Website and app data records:
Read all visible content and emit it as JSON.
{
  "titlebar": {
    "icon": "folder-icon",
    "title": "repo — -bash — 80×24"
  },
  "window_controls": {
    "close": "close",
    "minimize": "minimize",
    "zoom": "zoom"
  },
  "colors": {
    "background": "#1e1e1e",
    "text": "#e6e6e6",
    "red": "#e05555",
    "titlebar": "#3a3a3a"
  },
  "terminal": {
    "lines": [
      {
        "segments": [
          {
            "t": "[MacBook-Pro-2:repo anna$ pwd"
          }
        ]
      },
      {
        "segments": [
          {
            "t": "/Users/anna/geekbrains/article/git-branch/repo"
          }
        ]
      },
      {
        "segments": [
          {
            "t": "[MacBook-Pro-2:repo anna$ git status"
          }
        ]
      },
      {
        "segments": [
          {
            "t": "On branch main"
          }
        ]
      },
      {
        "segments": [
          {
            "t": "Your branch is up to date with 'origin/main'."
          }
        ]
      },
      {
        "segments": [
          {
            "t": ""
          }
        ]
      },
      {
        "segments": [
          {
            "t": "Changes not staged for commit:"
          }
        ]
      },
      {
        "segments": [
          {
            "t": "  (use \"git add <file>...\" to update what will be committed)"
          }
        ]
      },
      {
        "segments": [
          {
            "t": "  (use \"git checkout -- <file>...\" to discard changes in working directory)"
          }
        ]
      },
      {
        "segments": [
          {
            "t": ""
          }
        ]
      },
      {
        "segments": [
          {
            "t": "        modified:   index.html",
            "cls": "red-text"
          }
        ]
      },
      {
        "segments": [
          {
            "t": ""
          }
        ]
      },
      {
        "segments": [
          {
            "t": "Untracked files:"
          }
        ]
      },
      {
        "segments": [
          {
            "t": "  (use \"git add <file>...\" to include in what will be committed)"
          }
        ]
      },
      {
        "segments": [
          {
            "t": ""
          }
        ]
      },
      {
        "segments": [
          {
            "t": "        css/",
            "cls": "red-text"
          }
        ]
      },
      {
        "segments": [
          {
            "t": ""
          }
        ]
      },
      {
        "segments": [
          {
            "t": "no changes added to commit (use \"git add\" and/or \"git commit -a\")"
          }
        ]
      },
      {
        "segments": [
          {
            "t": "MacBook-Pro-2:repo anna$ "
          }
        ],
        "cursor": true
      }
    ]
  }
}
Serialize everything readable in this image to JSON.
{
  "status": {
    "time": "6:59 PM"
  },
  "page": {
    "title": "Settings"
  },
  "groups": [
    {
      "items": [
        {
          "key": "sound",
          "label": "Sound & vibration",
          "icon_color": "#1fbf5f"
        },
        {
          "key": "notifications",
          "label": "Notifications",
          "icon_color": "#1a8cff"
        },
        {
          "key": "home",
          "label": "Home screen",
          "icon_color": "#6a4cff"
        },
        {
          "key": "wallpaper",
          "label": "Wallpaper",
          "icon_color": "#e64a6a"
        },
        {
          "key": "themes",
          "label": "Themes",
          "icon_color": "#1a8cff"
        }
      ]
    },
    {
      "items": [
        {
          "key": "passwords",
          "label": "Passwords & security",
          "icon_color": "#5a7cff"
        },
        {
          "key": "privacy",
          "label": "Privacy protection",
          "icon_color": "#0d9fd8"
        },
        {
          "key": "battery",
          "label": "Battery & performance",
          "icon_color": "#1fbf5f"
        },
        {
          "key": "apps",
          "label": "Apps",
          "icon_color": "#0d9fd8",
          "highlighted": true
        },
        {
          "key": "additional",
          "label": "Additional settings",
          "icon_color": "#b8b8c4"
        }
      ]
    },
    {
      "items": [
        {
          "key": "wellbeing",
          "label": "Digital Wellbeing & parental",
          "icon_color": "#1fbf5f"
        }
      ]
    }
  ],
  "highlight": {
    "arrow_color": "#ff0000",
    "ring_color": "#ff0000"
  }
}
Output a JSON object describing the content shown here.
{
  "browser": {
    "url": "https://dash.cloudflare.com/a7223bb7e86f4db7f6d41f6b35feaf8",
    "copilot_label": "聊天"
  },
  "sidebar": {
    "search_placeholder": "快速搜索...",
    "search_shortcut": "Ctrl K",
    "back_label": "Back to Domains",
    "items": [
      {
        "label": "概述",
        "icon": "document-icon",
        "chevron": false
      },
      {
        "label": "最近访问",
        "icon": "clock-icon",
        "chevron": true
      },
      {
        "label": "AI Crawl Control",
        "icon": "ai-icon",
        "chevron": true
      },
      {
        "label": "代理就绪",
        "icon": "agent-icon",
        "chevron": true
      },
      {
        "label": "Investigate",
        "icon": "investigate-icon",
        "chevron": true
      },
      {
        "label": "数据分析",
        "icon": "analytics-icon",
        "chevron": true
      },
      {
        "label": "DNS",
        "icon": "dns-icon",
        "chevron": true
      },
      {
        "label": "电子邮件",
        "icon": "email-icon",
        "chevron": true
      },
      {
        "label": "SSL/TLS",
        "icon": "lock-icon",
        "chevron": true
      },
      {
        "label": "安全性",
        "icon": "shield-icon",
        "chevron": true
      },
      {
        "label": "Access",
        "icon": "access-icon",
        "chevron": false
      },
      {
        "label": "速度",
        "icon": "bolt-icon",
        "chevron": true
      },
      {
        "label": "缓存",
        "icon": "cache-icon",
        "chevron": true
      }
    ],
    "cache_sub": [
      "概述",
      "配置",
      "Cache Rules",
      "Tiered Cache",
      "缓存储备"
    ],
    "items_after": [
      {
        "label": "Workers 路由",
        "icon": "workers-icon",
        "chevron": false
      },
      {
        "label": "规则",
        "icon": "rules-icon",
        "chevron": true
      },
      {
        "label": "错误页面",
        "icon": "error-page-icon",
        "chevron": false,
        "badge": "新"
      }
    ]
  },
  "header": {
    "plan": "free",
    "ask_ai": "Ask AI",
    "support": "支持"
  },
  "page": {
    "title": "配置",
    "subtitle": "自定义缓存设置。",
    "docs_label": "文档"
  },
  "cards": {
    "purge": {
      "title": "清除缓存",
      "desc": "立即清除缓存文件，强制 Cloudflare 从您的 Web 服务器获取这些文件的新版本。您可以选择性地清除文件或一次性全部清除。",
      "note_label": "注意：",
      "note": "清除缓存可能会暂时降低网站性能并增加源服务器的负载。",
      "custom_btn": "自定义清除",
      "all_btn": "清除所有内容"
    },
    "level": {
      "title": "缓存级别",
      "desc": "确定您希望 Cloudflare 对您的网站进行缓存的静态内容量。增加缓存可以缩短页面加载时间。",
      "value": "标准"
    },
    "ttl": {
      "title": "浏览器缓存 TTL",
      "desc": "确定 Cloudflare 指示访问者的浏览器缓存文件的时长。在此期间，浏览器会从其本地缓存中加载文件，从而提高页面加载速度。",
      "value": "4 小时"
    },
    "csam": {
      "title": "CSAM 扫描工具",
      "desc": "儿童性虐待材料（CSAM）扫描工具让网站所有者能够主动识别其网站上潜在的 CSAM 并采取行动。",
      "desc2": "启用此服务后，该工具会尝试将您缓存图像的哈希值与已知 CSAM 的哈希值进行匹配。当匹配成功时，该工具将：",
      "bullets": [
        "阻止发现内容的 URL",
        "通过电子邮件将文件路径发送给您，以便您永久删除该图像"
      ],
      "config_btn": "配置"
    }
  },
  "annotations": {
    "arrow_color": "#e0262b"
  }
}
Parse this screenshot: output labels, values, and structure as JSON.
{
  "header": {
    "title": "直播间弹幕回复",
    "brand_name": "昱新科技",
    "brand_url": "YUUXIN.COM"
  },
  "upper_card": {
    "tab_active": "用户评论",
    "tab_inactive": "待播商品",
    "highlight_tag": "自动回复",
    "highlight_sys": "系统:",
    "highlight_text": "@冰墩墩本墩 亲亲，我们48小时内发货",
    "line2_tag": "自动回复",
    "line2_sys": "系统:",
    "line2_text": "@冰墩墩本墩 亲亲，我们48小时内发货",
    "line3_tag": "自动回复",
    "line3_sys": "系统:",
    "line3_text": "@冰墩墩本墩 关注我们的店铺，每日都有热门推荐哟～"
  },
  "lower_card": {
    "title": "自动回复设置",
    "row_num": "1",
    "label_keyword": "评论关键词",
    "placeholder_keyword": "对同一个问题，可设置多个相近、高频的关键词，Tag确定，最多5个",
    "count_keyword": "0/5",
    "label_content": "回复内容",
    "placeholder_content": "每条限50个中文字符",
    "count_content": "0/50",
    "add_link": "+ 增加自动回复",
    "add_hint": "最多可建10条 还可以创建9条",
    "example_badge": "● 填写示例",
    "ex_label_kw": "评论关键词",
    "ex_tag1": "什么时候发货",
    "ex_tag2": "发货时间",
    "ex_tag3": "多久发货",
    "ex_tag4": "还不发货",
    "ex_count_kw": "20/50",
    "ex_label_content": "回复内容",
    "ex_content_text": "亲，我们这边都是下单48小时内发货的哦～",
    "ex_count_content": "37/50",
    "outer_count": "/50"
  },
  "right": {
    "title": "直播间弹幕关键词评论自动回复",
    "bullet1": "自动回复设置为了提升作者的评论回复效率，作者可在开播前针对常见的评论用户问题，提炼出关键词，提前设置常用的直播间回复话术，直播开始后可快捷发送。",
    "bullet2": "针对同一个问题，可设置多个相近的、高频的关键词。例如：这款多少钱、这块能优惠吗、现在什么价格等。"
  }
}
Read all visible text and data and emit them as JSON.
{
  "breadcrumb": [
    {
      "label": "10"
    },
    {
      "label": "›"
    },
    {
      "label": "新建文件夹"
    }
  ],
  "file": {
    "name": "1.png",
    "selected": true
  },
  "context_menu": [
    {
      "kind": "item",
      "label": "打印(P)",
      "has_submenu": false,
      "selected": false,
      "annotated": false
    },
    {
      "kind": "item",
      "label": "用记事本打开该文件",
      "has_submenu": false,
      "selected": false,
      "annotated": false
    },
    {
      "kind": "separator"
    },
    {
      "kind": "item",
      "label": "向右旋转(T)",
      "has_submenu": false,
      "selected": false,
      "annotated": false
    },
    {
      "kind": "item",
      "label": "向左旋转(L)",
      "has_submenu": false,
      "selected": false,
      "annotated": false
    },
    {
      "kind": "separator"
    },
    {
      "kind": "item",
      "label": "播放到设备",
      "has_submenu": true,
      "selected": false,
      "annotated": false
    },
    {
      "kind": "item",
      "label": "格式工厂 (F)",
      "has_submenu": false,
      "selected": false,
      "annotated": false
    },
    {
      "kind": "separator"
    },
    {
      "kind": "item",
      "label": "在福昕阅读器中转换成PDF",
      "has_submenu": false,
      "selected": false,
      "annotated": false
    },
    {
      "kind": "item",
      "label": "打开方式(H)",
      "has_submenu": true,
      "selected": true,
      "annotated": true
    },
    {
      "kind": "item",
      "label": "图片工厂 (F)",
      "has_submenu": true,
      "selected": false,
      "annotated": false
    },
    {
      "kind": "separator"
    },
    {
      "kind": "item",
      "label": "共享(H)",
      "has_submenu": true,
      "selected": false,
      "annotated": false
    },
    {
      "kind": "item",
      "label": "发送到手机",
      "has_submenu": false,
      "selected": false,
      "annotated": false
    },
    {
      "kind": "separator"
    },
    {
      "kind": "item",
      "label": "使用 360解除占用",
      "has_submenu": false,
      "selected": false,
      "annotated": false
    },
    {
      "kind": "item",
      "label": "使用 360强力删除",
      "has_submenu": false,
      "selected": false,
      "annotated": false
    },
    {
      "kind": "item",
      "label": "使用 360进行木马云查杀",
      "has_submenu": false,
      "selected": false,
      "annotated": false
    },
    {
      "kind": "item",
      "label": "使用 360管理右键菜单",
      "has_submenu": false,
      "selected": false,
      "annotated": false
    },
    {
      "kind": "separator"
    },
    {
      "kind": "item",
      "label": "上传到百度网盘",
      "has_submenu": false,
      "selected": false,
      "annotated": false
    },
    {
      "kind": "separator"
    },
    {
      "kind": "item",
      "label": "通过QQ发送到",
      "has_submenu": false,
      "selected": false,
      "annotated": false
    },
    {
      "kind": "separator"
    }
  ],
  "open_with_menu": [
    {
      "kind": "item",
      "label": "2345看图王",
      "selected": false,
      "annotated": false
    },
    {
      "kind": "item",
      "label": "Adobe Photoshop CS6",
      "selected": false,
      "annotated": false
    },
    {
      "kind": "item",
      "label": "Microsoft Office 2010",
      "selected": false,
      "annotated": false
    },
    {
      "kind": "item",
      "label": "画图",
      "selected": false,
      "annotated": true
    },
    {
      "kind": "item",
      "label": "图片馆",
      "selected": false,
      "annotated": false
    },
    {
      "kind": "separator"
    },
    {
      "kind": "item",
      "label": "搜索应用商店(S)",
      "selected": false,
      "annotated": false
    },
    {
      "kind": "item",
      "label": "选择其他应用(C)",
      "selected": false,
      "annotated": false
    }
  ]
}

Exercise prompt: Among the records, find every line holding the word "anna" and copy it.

Written response:
            "t": "[MacBook-Pro-2:repo anna$ pwd"
            "t": "/Users/anna/geekbrains/article/git-branch/repo"
            "t": "[MacBook-Pro-2:repo anna$ git status"
            "t": "MacBook-Pro-2:repo anna$ "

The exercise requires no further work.